[Work instructions]:
From the records below, copy out each line that has the word "screenshot".

BEGIN Material shown

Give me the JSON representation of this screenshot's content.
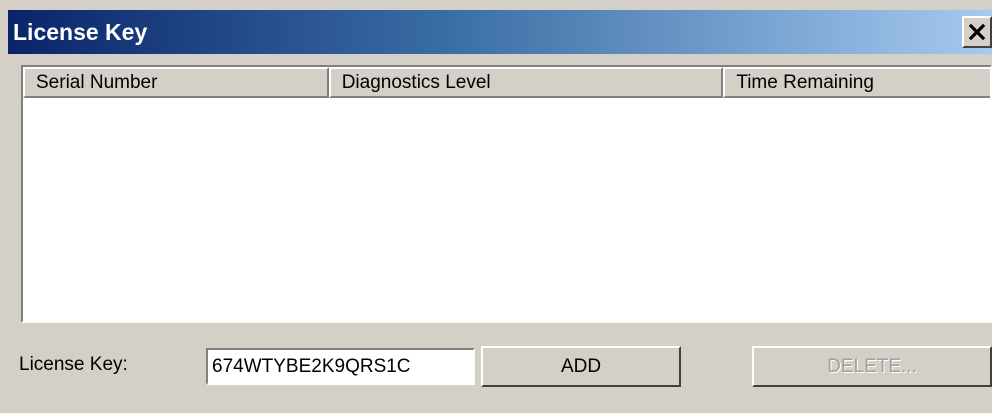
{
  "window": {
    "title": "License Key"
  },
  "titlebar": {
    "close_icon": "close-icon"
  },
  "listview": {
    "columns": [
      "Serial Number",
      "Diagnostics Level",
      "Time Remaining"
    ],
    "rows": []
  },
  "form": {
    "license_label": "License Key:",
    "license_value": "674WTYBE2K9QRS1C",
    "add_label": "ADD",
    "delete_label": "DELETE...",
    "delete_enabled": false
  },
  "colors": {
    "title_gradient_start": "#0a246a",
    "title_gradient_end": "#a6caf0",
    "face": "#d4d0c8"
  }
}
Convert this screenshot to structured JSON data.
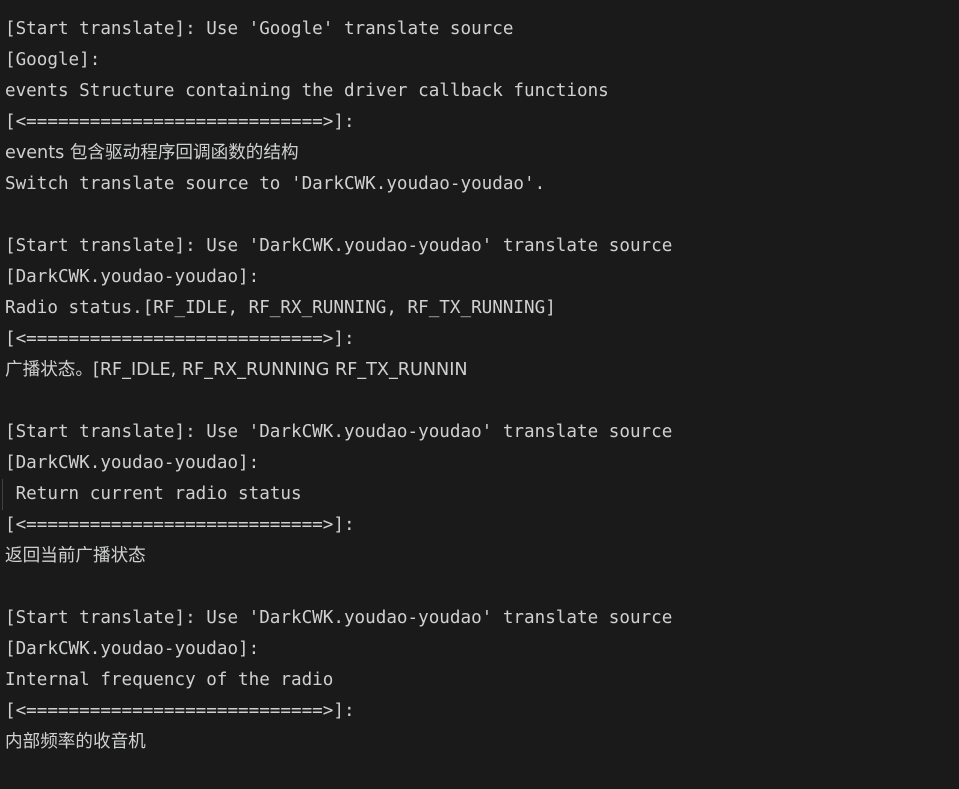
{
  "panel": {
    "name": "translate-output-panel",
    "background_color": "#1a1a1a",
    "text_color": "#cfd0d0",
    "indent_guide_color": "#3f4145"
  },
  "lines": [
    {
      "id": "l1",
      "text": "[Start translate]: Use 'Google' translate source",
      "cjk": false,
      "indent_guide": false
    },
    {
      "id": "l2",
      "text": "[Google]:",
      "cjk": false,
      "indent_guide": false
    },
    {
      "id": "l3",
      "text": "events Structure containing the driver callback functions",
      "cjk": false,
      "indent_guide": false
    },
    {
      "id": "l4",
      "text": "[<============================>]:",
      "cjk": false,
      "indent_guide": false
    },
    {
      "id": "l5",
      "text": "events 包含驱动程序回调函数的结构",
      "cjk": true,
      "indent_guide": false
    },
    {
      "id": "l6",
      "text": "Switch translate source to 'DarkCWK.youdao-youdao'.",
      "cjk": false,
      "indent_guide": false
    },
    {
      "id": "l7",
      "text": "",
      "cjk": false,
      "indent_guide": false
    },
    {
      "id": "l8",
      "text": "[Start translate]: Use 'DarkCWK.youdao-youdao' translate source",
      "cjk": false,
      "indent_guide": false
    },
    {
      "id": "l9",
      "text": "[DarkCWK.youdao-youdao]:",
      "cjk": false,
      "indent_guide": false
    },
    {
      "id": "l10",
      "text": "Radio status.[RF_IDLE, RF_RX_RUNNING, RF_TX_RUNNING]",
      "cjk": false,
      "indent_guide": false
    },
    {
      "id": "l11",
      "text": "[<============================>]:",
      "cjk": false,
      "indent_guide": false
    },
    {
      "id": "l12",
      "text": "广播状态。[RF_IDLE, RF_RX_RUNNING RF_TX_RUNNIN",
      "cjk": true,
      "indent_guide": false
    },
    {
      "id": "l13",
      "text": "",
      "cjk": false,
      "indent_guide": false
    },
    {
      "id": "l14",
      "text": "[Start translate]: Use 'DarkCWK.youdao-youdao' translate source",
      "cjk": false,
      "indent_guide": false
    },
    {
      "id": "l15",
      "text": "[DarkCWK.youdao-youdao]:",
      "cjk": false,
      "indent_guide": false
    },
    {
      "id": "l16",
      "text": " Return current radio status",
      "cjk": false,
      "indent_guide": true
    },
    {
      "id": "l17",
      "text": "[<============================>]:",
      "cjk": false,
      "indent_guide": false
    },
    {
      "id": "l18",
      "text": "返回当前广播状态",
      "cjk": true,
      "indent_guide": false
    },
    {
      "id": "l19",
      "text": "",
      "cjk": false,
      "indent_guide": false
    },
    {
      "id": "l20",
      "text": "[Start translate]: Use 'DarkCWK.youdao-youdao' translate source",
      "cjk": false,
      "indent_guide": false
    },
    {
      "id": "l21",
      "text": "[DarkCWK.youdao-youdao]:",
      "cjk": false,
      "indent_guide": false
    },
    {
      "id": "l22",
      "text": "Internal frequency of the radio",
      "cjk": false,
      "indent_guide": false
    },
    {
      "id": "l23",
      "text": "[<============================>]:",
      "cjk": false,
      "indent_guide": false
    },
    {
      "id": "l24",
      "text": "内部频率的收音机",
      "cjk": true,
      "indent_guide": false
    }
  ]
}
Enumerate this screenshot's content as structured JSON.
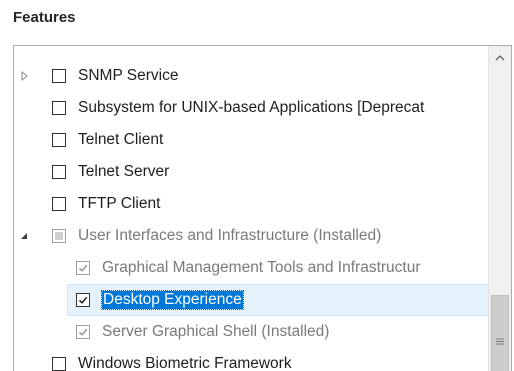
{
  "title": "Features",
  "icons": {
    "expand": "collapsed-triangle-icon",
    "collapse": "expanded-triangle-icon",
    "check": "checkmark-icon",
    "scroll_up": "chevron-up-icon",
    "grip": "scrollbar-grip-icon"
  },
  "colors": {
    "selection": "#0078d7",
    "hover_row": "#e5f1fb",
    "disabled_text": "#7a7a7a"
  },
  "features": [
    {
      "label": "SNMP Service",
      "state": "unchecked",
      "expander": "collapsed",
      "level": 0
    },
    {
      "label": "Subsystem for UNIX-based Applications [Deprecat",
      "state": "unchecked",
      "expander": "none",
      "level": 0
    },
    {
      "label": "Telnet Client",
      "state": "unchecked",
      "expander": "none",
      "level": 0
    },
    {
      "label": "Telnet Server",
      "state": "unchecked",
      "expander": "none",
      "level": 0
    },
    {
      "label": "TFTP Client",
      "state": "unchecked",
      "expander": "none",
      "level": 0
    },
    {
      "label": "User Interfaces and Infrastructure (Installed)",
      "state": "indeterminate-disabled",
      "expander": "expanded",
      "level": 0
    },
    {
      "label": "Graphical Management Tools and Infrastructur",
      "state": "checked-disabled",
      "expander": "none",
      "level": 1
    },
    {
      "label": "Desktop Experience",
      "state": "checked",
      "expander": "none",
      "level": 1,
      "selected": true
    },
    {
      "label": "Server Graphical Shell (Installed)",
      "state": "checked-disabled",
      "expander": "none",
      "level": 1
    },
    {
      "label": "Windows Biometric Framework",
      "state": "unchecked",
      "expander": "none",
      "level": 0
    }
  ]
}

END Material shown

[Result of this exercise]:
Give me the JSON representation of this screenshot's content.
Convert this screenshot to structured JSON data.
Enumerate this screenshot's content as structured JSON.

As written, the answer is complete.